By Miriam Raftery

January 12, 2017 (Lake Morena) --  Even after heavy rainfalls doused our region,  three East County Reservoirs remain at very low levels.  As of January 9th, Lake Morena is at  just 2.1 percent of capacity, Barrett Lake is att 5.5 percent, and Sutherland 7.3 percent of capacity, according to the City of San Diego.

These are the only local reservoirs not connected to the State Water Project system of canals and aqueducts, thus they are solely dependent on rainfall  which has not been enough to replenish large quantities pumped out by the City of San Diego to meet its thirst for water.

Lake Morena’s level is far below the level at which the city of San Diego promised to cease its drawdown.  Since then, the water level has continued to fall due to evaporation. Residents have long voiced anger and frustration over negative impacts on wildlife, scenery, the tourism economy of the lakefront community, property values, , as well as the quality and availability of well water at nearby properties.  Homes and cabins that once overlooked a verdant lake now have vistas of a dry lakebed or brackish puddles.

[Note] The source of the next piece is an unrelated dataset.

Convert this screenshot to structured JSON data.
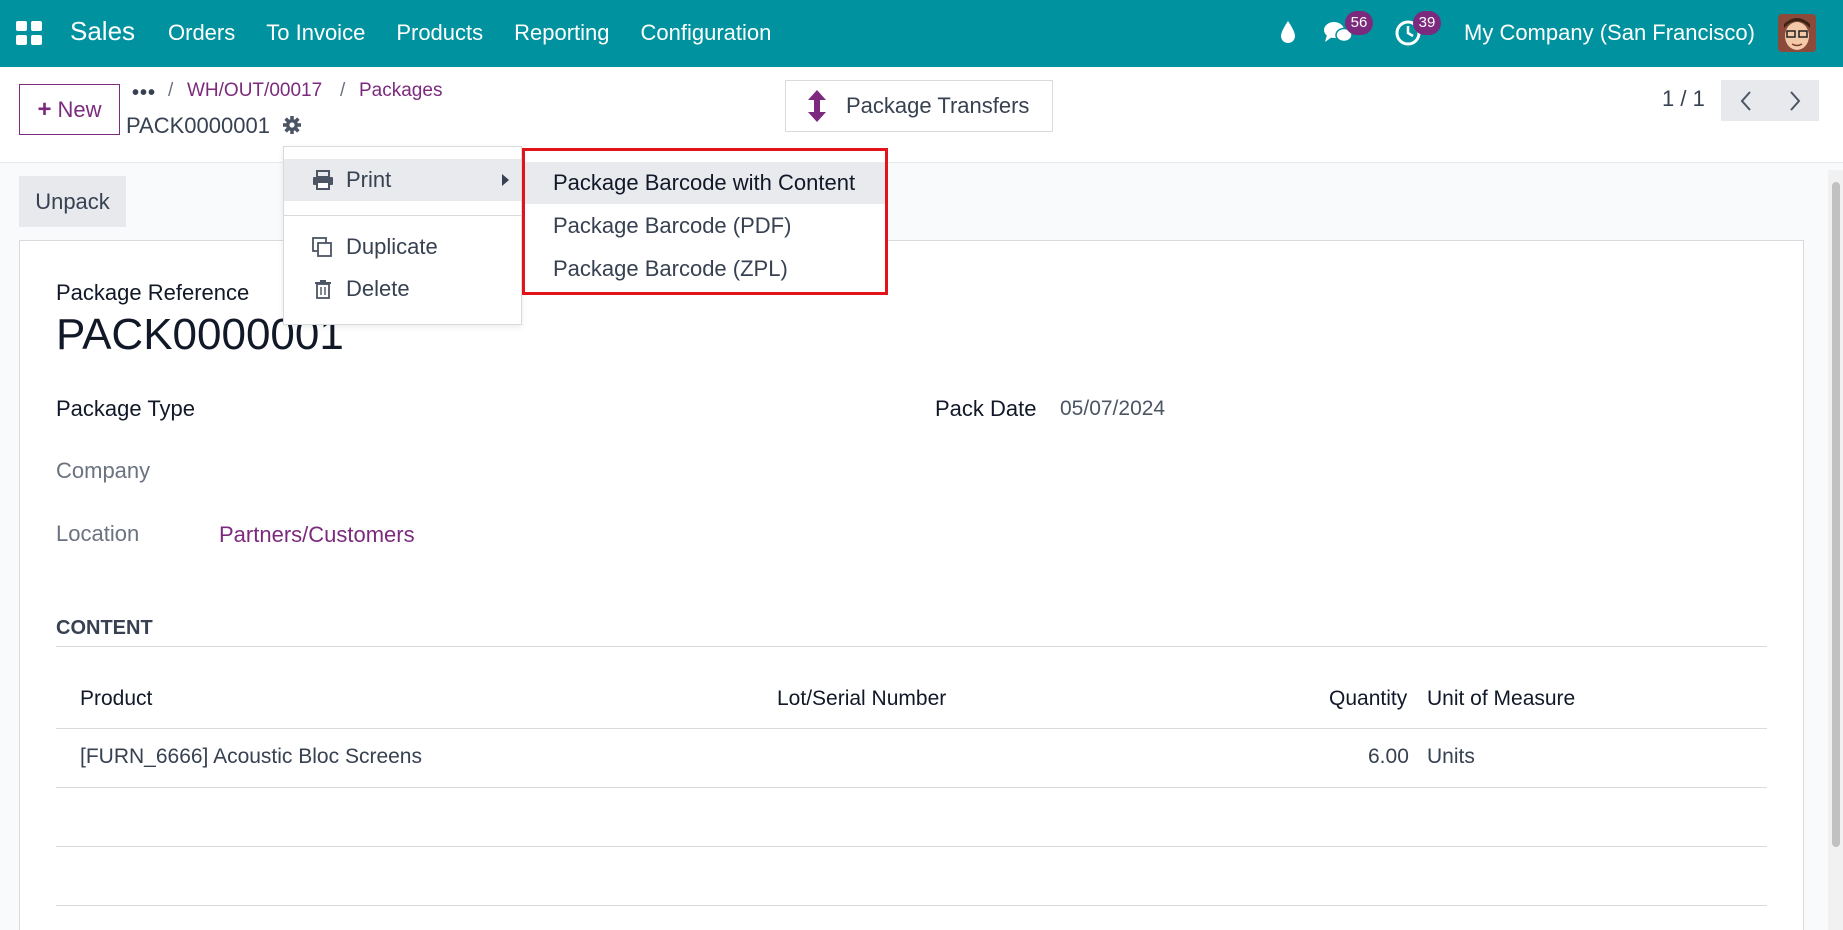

Barrett Lake in Dulzura was once a fisherman's paradise.  Lake Sutherland in Ramona is also a shadow of its former presence.

East County resident Tom Lemon asks, “I wonder what will happen to our water supply? Raising rates to force conservation hurts the poor and we've already done as much we can using low flow shower heads and toilets.”  

Repairs and upgrades to the dam at Lake Morena are expected to be made from 2018 to 2020.  After that,  the lake will still be dependent on natural rainfall to refill it –and even then, the city could decide to take more water, a staffer at Supervisor Dianne Jacob’s office advised ECM.

Here is her office’s full response to our request for information on why Lake Morena was drained so low, and what if anything would be done to repair the dam and restore water levels:

 

Our office turned to staff for help with your questions. Here’s what we got back:

In response to the inquiry regarding reservoir levels, we wanted to provide you with the following information about Lake Morena:

•The City of San Diego ceased drawing down water in February 2014.  The water gauge level at that time was 85, which was the level the City committed to stop drawing.   

•Since that time the water level in the lake has continued to fall due to evaporation. 

•Over the past couple months staff has observed that the level of the lake has risen about one-foot.  This is a result of direct rainfall; we have not received enough rainfall for Cottonwood Creek (main stream that feeds the lake) to flow into the lake.  Current water gauge level is between 75 and 76.  (Note:  Due to siltation this is not an accurate measure of water depth.)

•The City is required to make repairs/upgrades to the dam.  This is part of the reason why the City lowered the water level in the lake.  The City’s project schedule shows construction commencing in 2018 and being complete in late 2020.

•Following completion of construction, refilling of the lake will have to take place naturally (rainfall) as there are no pipes to bring water to the lake.

Once construction is complete the refilling of the reservoir will be entirely dependent on rainfall.  However, it is possible that the City may continue to move water from Morena to lower level reservoirs that are more efficient (lower evaporation rate).

 

 

 

 



 

 

Comments

Morena Dam

Are they going to lower the water level in Lake Morena even further for the construction to the dam?